Early this morning, President Trump created a Twitterstorm by tweeting the non-existent word “covfefe” — which has led people to question the validity of his following on the popular microblog platform.
Who can figure out the true meaning of "covfefe" ??? Enjoy!
— Donald J. Trump (@realDonaldTrump) May 31, 2017
The folks at TheNextWeb were eager to determine how many fake followers the president had:
Pages upon pages look just like this: recently created (this month), no profile image, and lack of a bio or cover photo. Of Trump’s 31-million followers, in fact, nearly half of them seem to be fake. According to Twitter Audit, an online service to check for fake followers, Trump is towing the phony follower line: just 51-percent of his followers are legit.
A Twitter representative, however, disputed Twitter Audit’s methodology, by calling it “very flawed.”
“He didn’t gain three million followers at all,” said Twitter spokesman Nicholas Pacilio. “Many, many, many users don’t tweet ever. But they are real people who log on every day.”
President Trump isn’t the only one immune to fake Twitter followers. Canadian PM Justin Trudeau’s Twitter account has 32 percent of fake followers. His predecessor President Barack Obama faced similar scrutiny over having a huge chunk of fake followers.
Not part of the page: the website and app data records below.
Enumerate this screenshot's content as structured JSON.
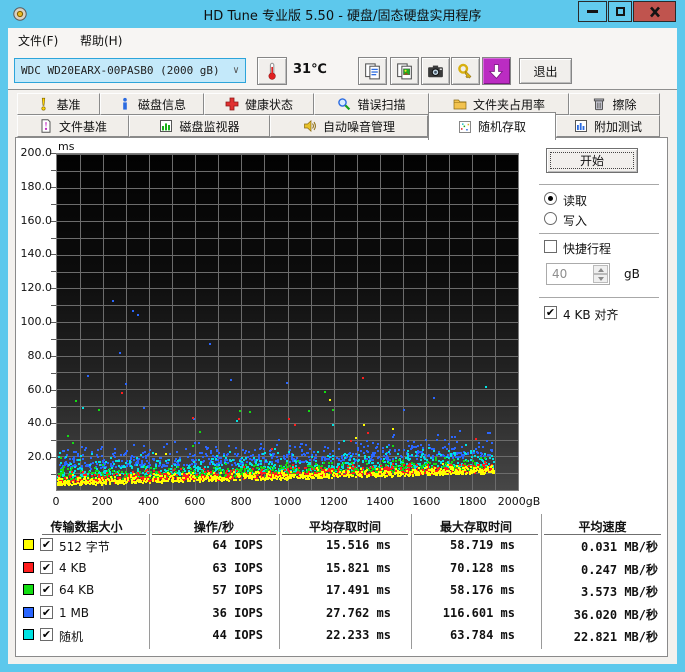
{
  "window": {
    "title": "HD Tune 专业版 5.50 - 硬盘/固态硬盘实用程序",
    "controls": [
      "minimize",
      "maximize",
      "close"
    ]
  },
  "menu": {
    "file": "文件(F)",
    "help": "帮助(H)"
  },
  "toolbar": {
    "drive": "WDC WD20EARX-00PASB0 (2000 gB)",
    "temperature": "31℃",
    "exit": "退出",
    "icon_buttons": [
      "copy-text",
      "copy-image",
      "screenshot",
      "options",
      "save-results"
    ]
  },
  "tabs": {
    "row1": [
      {
        "id": "benchmark",
        "label": "基准",
        "icon": "exclaim",
        "w": 83
      },
      {
        "id": "disk-info",
        "label": "磁盘信息",
        "icon": "info",
        "w": 104
      },
      {
        "id": "health-status",
        "label": "健康状态",
        "icon": "health",
        "w": 110
      },
      {
        "id": "error-scan",
        "label": "错误扫描",
        "icon": "scan",
        "w": 115
      },
      {
        "id": "folder-usage",
        "label": "文件夹占用率",
        "icon": "folder",
        "w": 140
      },
      {
        "id": "erase",
        "label": "擦除",
        "icon": "erase",
        "w": 91
      }
    ],
    "row2": [
      {
        "id": "file-benchmark",
        "label": "文件基准",
        "icon": "file-bench",
        "w": 112
      },
      {
        "id": "disk-monitor",
        "label": "磁盘监视器",
        "icon": "monitor",
        "w": 141
      },
      {
        "id": "auto-noise-management",
        "label": "自动噪音管理",
        "icon": "aam",
        "w": 158
      },
      {
        "id": "random-access",
        "label": "随机存取",
        "icon": "random",
        "w": 128,
        "active": true
      },
      {
        "id": "extra-tests",
        "label": "附加测试",
        "icon": "extra",
        "w": 104
      }
    ]
  },
  "controls": {
    "start": "开始",
    "mode": [
      {
        "label": "读取",
        "selected": true
      },
      {
        "label": "写入",
        "selected": false
      }
    ],
    "short_stroke": {
      "label": "快捷行程",
      "checked": false,
      "value": "40",
      "unit": "gB"
    },
    "align_4kb": {
      "label": "4 KB 对齐",
      "checked": true
    }
  },
  "chart_data": {
    "type": "scatter",
    "y_unit_label": "ms",
    "xlim": [
      0,
      2000
    ],
    "ylim": [
      0,
      200
    ],
    "x_grid_step": 100,
    "y_grid_step": 10,
    "x_ticks": [
      {
        "v": 0,
        "label": "0"
      },
      {
        "v": 200,
        "label": "200"
      },
      {
        "v": 400,
        "label": "400"
      },
      {
        "v": 600,
        "label": "600"
      },
      {
        "v": 800,
        "label": "800"
      },
      {
        "v": 1000,
        "label": "1000"
      },
      {
        "v": 1200,
        "label": "1200"
      },
      {
        "v": 1400,
        "label": "1400"
      },
      {
        "v": 1600,
        "label": "1600"
      },
      {
        "v": 1800,
        "label": "1800"
      },
      {
        "v": 2000,
        "label": "2000gB"
      }
    ],
    "y_ticks": [
      {
        "v": 20,
        "label": "20.0"
      },
      {
        "v": 40,
        "label": "40.0"
      },
      {
        "v": 60,
        "label": "60.0"
      },
      {
        "v": 80,
        "label": "80.0"
      },
      {
        "v": 100,
        "label": "100.0"
      },
      {
        "v": 120,
        "label": "120.0"
      },
      {
        "v": 140,
        "label": "140.0"
      },
      {
        "v": 160,
        "label": "160.0"
      },
      {
        "v": 180,
        "label": "180.0"
      },
      {
        "v": 200,
        "label": "200.0"
      }
    ],
    "data_extent_gb": 1895,
    "series": [
      {
        "name": "512 字节",
        "color": "#ffff00",
        "points": 820,
        "base_start_ms": 3.5,
        "base_end_ms": 11,
        "spread_ms": 6,
        "outlier_rate": 0.01,
        "outlier_max_ms": 58.7
      },
      {
        "name": "4 KB",
        "color": "#ff1e1e",
        "points": 800,
        "base_start_ms": 4.5,
        "base_end_ms": 12,
        "spread_ms": 7,
        "outlier_rate": 0.012,
        "outlier_max_ms": 70.1
      },
      {
        "name": "64 KB",
        "color": "#12dd12",
        "points": 760,
        "base_start_ms": 5.5,
        "base_end_ms": 13,
        "spread_ms": 9,
        "outlier_rate": 0.015,
        "outlier_max_ms": 58.2
      },
      {
        "name": "1 MB",
        "color": "#2a66ff",
        "points": 600,
        "base_start_ms": 13,
        "base_end_ms": 21,
        "spread_ms": 16,
        "outlier_rate": 0.02,
        "outlier_max_ms": 116.6
      },
      {
        "name": "随机",
        "color": "#00e2e2",
        "points": 620,
        "base_start_ms": 8,
        "base_end_ms": 15,
        "spread_ms": 15,
        "outlier_rate": 0.015,
        "outlier_max_ms": 63.8
      }
    ],
    "draw_order": [
      3,
      4,
      2,
      1,
      0
    ],
    "grid": true,
    "legend_position": "table-below"
  },
  "table": {
    "headers": [
      "传输数据大小",
      "操作/秒",
      "平均存取时间",
      "最大存取时间",
      "平均速度"
    ],
    "rows": [
      {
        "color": "#ffff00",
        "checked": true,
        "label": "512 字节",
        "ops": "64 IOPS",
        "avg_access": "15.516 ms",
        "max_access": "58.719 ms",
        "avg_speed": "0.031 MB/秒"
      },
      {
        "color": "#ff1e1e",
        "checked": true,
        "label": "4 KB",
        "ops": "63 IOPS",
        "avg_access": "15.821 ms",
        "max_access": "70.128 ms",
        "avg_speed": "0.247 MB/秒"
      },
      {
        "color": "#12dd12",
        "checked": true,
        "label": "64 KB",
        "ops": "57 IOPS",
        "avg_access": "17.491 ms",
        "max_access": "58.176 ms",
        "avg_speed": "3.573 MB/秒"
      },
      {
        "color": "#2a66ff",
        "checked": true,
        "label": "1 MB",
        "ops": "36 IOPS",
        "avg_access": "27.762 ms",
        "max_access": "116.601 ms",
        "avg_speed": "36.020 MB/秒"
      },
      {
        "color": "#00e2e2",
        "checked": true,
        "label": "随机",
        "ops": "44 IOPS",
        "avg_access": "22.233 ms",
        "max_access": "63.784 ms",
        "avg_speed": "22.821 MB/秒"
      }
    ]
  }
}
In August 2012, a Twitter tool determined that 70% of of then-POTUS Barack Obama’s account, @POTUS, comprised “fake followers.” (The New York Times also confirmed 70 percent of his followers were fake at the time.) A similar audit in September 2013 by StatusPeople found the following about the community organizer-in-chief’s Twitter account:
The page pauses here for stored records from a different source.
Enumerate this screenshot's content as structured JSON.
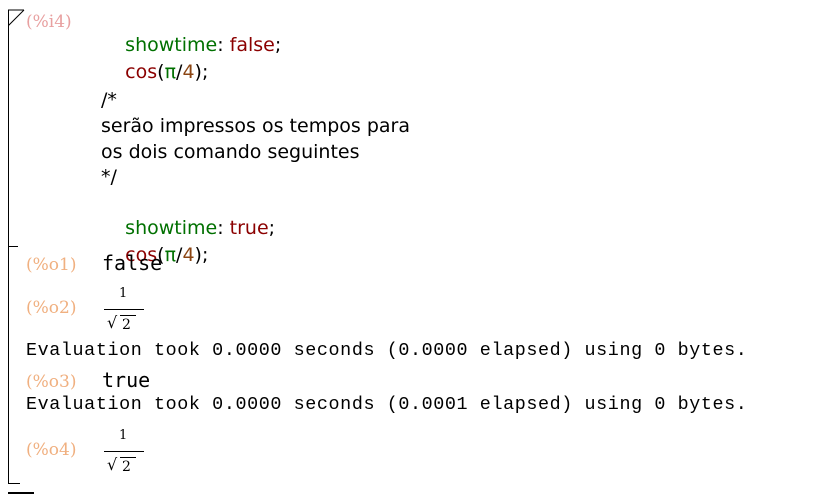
{
  "input": {
    "label": "(%i4)",
    "lines": [
      {
        "fn": "showtime",
        "sep": ": ",
        "val": "false",
        "end": ";"
      },
      {
        "fn": "cos",
        "open": "(",
        "pi": "π",
        "slash": "/",
        "num": "4",
        "close": ");"
      },
      {
        "comment": "/*"
      },
      {
        "comment": "serão impressos os tempos para"
      },
      {
        "comment": "os dois comando seguintes"
      },
      {
        "comment": "*/"
      },
      {
        "fn": "showtime",
        "sep": ": ",
        "val": "true",
        "end": ";"
      },
      {
        "fn": "cos",
        "open": "(",
        "pi": "π",
        "slash": "/",
        "num": "4",
        "close": ");"
      }
    ]
  },
  "outputs": [
    {
      "label": "(%o1)",
      "text": "false"
    },
    {
      "label": "(%o2)",
      "numerator": "1",
      "radicand": "2",
      "radical": "√"
    },
    {
      "eval": "Evaluation took 0.0000 seconds (0.0000 elapsed) using 0 bytes."
    },
    {
      "label": "(%o3)",
      "text": "true"
    },
    {
      "eval": "Evaluation took 0.0000 seconds (0.0001 elapsed) using 0 bytes."
    },
    {
      "label": "(%o4)",
      "numerator": "1",
      "radicand": "2",
      "radical": "√"
    }
  ]
}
Of the president’s 36.9 million Twitter followers, an astonishing 53 percent – or 19.5 million – are fake accounts, according to a search engine at the Internet research vendor StatusPeople.com. Just 20 per cent of Obama’s Twitter buddies are real people who are active users.
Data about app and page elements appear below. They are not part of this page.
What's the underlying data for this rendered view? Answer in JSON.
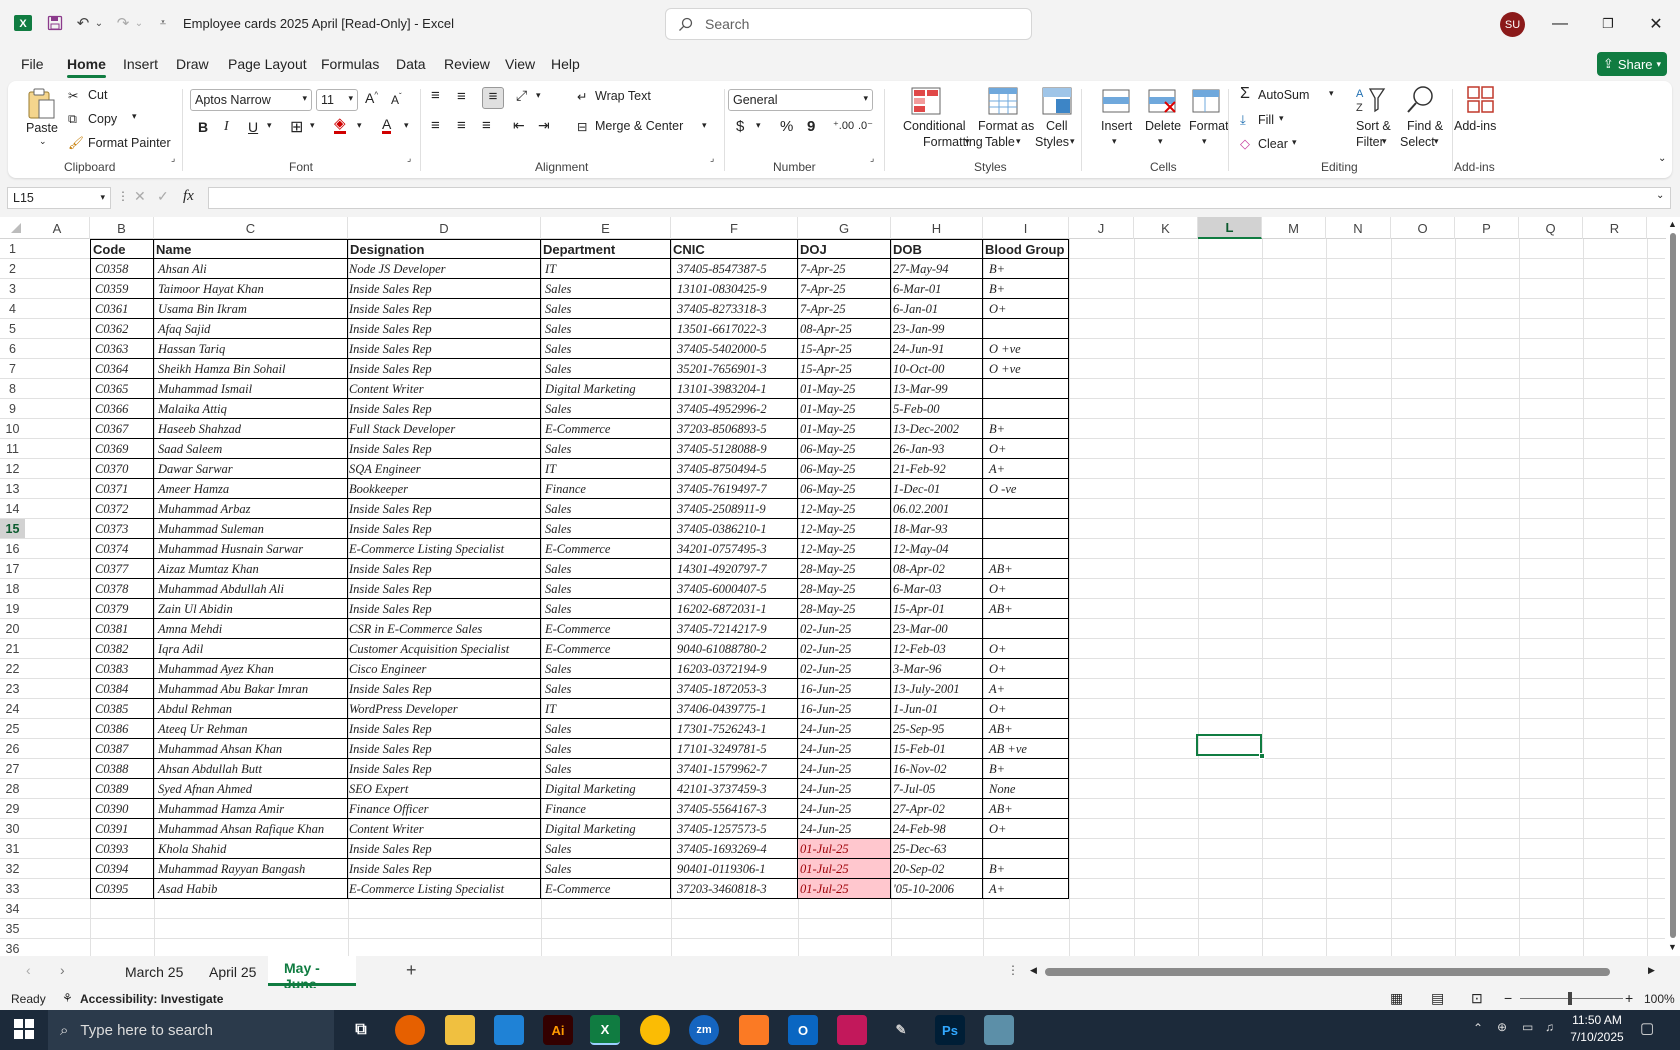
{
  "window": {
    "title": "Employee cards 2025 April  [Read-Only]  -  Excel",
    "search_placeholder": "Search",
    "user_initials": "SU"
  },
  "menu": [
    "File",
    "Home",
    "Insert",
    "Draw",
    "Page Layout",
    "Formulas",
    "Data",
    "Review",
    "View",
    "Help"
  ],
  "share_label": "Share",
  "ribbon": {
    "clipboard": {
      "paste": "Paste",
      "cut": "Cut",
      "copy": "Copy",
      "format_painter": "Format Painter",
      "group": "Clipboard"
    },
    "font": {
      "name": "Aptos Narrow",
      "size": "11",
      "bold": "B",
      "italic": "I",
      "underline": "U",
      "group": "Font"
    },
    "alignment": {
      "wrap": "Wrap Text",
      "merge": "Merge & Center",
      "group": "Alignment"
    },
    "number": {
      "format": "General",
      "currency": "$",
      "percent": "%",
      "comma": "9",
      "group": "Number"
    },
    "styles": {
      "cond_l1": "Conditional",
      "cond_l2": "Formatting",
      "fmt_l1": "Format as",
      "fmt_l2": "Table",
      "cell_l1": "Cell",
      "cell_l2": "Styles",
      "group": "Styles"
    },
    "cells": {
      "insert": "Insert",
      "delete": "Delete",
      "format": "Format",
      "group": "Cells"
    },
    "editing": {
      "autosum": "AutoSum",
      "fill": "Fill",
      "clear": "Clear",
      "sort_l1": "Sort &",
      "sort_l2": "Filter",
      "find_l1": "Find &",
      "find_l2": "Select",
      "group": "Editing"
    },
    "addins": {
      "label": "Add-ins",
      "group": "Add-ins"
    }
  },
  "formula_bar": {
    "name_box": "L15",
    "fx": "fx",
    "content": ""
  },
  "columns": [
    "A",
    "B",
    "C",
    "D",
    "E",
    "F",
    "G",
    "H",
    "I",
    "J",
    "K",
    "L",
    "M",
    "N",
    "O",
    "P",
    "Q",
    "R"
  ],
  "rows": [
    "1",
    "2",
    "3",
    "4",
    "5",
    "6",
    "7",
    "8",
    "9",
    "10",
    "11",
    "12",
    "13",
    "14",
    "15",
    "16",
    "17",
    "18",
    "19",
    "20",
    "21",
    "22",
    "23",
    "24",
    "25",
    "26",
    "27",
    "28",
    "29",
    "30",
    "31",
    "32",
    "33",
    "34",
    "35",
    "36"
  ],
  "table": {
    "headers": [
      "Code",
      "Name",
      "Designation",
      "Department",
      "CNIC",
      "DOJ",
      "DOB",
      "Blood Group"
    ],
    "rows": [
      [
        "C0358",
        "Ahsan Ali",
        "Node JS Developer",
        "IT",
        "37405-8547387-5",
        "7-Apr-25",
        "27-May-94",
        "B+"
      ],
      [
        "C0359",
        "Taimoor Hayat Khan",
        "Inside Sales Rep",
        "Sales",
        "13101-0830425-9",
        "7-Apr-25",
        "6-Mar-01",
        "B+"
      ],
      [
        "C0361",
        "Usama Bin Ikram",
        "Inside Sales Rep",
        "Sales",
        "37405-8273318-3",
        "7-Apr-25",
        "6-Jan-01",
        "O+"
      ],
      [
        "C0362",
        "Afaq Sajid",
        "Inside Sales Rep",
        "Sales",
        "13501-6617022-3",
        "08-Apr-25",
        "23-Jan-99",
        ""
      ],
      [
        "C0363",
        "Hassan Tariq",
        "Inside Sales Rep",
        "Sales",
        "37405-5402000-5",
        "15-Apr-25",
        "24-Jun-91",
        "O +ve"
      ],
      [
        "C0364",
        "Sheikh Hamza Bin Sohail",
        "Inside Sales Rep",
        "Sales",
        "35201-7656901-3",
        "15-Apr-25",
        "10-Oct-00",
        "O +ve"
      ],
      [
        "C0365",
        "Muhammad Ismail",
        "Content Writer",
        "Digital Marketing",
        "13101-3983204-1",
        "01-May-25",
        "13-Mar-99",
        ""
      ],
      [
        "C0366",
        "Malaika Attiq",
        "Inside Sales Rep",
        "Sales",
        "37405-4952996-2",
        "01-May-25",
        "5-Feb-00",
        ""
      ],
      [
        "C0367",
        "Haseeb Shahzad",
        "Full Stack Developer",
        "E-Commerce",
        "37203-8506893-5",
        "01-May-25",
        "13-Dec-2002",
        "B+"
      ],
      [
        "C0369",
        "Saad Saleem",
        "Inside Sales Rep",
        "Sales",
        "37405-5128088-9",
        "06-May-25",
        "26-Jan-93",
        "O+"
      ],
      [
        "C0370",
        "Dawar Sarwar",
        "SQA Engineer",
        "IT",
        "37405-8750494-5",
        "06-May-25",
        "21-Feb-92",
        "A+"
      ],
      [
        "C0371",
        "Ameer Hamza",
        "Bookkeeper",
        "Finance",
        "37405-7619497-7",
        "06-May-25",
        "1-Dec-01",
        "O -ve"
      ],
      [
        "C0372",
        "Muhammad Arbaz",
        "Inside Sales Rep",
        "Sales",
        "37405-2508911-9",
        "12-May-25",
        "06.02.2001",
        ""
      ],
      [
        "C0373",
        "Muhammad Suleman",
        "Inside Sales Rep",
        "Sales",
        "37405-0386210-1",
        "12-May-25",
        "18-Mar-93",
        ""
      ],
      [
        "C0374",
        "Muhammad Husnain Sarwar",
        "E-Commerce Listing Specialist",
        "E-Commerce",
        "34201-0757495-3",
        "12-May-25",
        "12-May-04",
        ""
      ],
      [
        "C0377",
        "Aizaz Mumtaz Khan",
        "Inside Sales Rep",
        "Sales",
        "14301-4920797-7",
        "28-May-25",
        "08-Apr-02",
        "AB+"
      ],
      [
        "C0378",
        "Muhammad Abdullah Ali",
        "Inside Sales Rep",
        "Sales",
        "37405-6000407-5",
        "28-May-25",
        "6-Mar-03",
        "O+"
      ],
      [
        "C0379",
        "Zain Ul Abidin",
        "Inside Sales Rep",
        "Sales",
        "16202-6872031-1",
        "28-May-25",
        "15-Apr-01",
        "AB+"
      ],
      [
        "C0381",
        "Amna Mehdi",
        "CSR in E-Commerce Sales",
        "E-Commerce",
        "37405-7214217-9",
        "02-Jun-25",
        "23-Mar-00",
        ""
      ],
      [
        "C0382",
        "Iqra Adil",
        "Customer Acquisition Specialist",
        "E-Commerce",
        "9040-61088780-2",
        "02-Jun-25",
        "12-Feb-03",
        "O+"
      ],
      [
        "C0383",
        "Muhammad Ayez Khan",
        "Cisco Engineer",
        "Sales",
        "16203-0372194-9",
        "02-Jun-25",
        "3-Mar-96",
        "O+"
      ],
      [
        "C0384",
        "Muhammad Abu Bakar Imran",
        "Inside Sales Rep",
        "Sales",
        "37405-1872053-3",
        "16-Jun-25",
        "13-July-2001",
        "A+"
      ],
      [
        "C0385",
        "Abdul Rehman",
        "WordPress Developer",
        "IT",
        "37406-0439775-1",
        "16-Jun-25",
        "1-Jun-01",
        "O+"
      ],
      [
        "C0386",
        "Ateeq Ur Rehman",
        "Inside Sales Rep",
        "Sales",
        "17301-7526243-1",
        "24-Jun-25",
        "25-Sep-95",
        "AB+"
      ],
      [
        "C0387",
        "Muhammad Ahsan Khan",
        "Inside Sales Rep",
        "Sales",
        "17101-3249781-5",
        "24-Jun-25",
        "15-Feb-01",
        "AB +ve"
      ],
      [
        "C0388",
        "Ahsan Abdullah Butt",
        "Inside Sales Rep",
        "Sales",
        "37401-1579962-7",
        "24-Jun-25",
        "16-Nov-02",
        "B+"
      ],
      [
        "C0389",
        "Syed Afnan Ahmed",
        "SEO Expert",
        "Digital Marketing",
        "42101-3737459-3",
        "24-Jun-25",
        "7-Jul-05",
        "None"
      ],
      [
        "C0390",
        "Muhammad Hamza Amir",
        "Finance Officer",
        "Finance",
        "37405-5564167-3",
        "24-Jun-25",
        "27-Apr-02",
        "AB+"
      ],
      [
        "C0391",
        "Muhammad Ahsan Rafique Khan",
        "Content Writer",
        "Digital Marketing",
        "37405-1257573-5",
        "24-Jun-25",
        "24-Feb-98",
        "O+"
      ],
      [
        "C0393",
        "Khola Shahid",
        "Inside Sales Rep",
        "Sales",
        "37405-1693269-4",
        "01-Jul-25",
        "25-Dec-63",
        ""
      ],
      [
        "C0394",
        "Muhammad Rayyan Bangash",
        "Inside Sales Rep",
        "Sales",
        "90401-0119306-1",
        "01-Jul-25",
        "20-Sep-02",
        "B+"
      ],
      [
        "C0395",
        "Asad Habib",
        "E-Commerce Listing Specialist",
        "E-Commerce",
        "37203-3460818-3",
        "01-Jul-25",
        "'05-10-2006",
        "A+"
      ]
    ]
  },
  "sheet_tabs": [
    "March 25",
    "April 25",
    "May - June"
  ],
  "active_tab": "May - June",
  "status": {
    "ready": "Ready",
    "accessibility": "Accessibility: Investigate",
    "zoom": "100%"
  },
  "taskbar": {
    "search_placeholder": "Type here to search",
    "time": "11:50 AM",
    "date": "7/10/2025"
  },
  "colors": {
    "accent": "#107c41",
    "highlight_fill": "#ffc7ce",
    "highlight_text": "#9c0006"
  }
}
A joint study from University of Southern California and Indiana University revealed that 15 percent of all Twitter users are fake, so nobody–politician or not–is immune to spam bots (unless they purposely buy fake followers).
Nevertheless, if it turns out Trump or Obama bought their followers at one point, that move shouldn’t be celebrated. Buying followers is a huge cop-out and shows that you aren’t interested in investing time into growing your social media accounts the honest way.
Does this finding justify Trump’s erratic Twitter behavior? No. Both major political parties aren’t immune to fake followers. There are scammers and Twitter bot applications eager to hijack inactive accounts or disrupt flow on the platform. If leftists are keen on attacking Trump’s Twitter follower count, perhaps they need to examine their own too.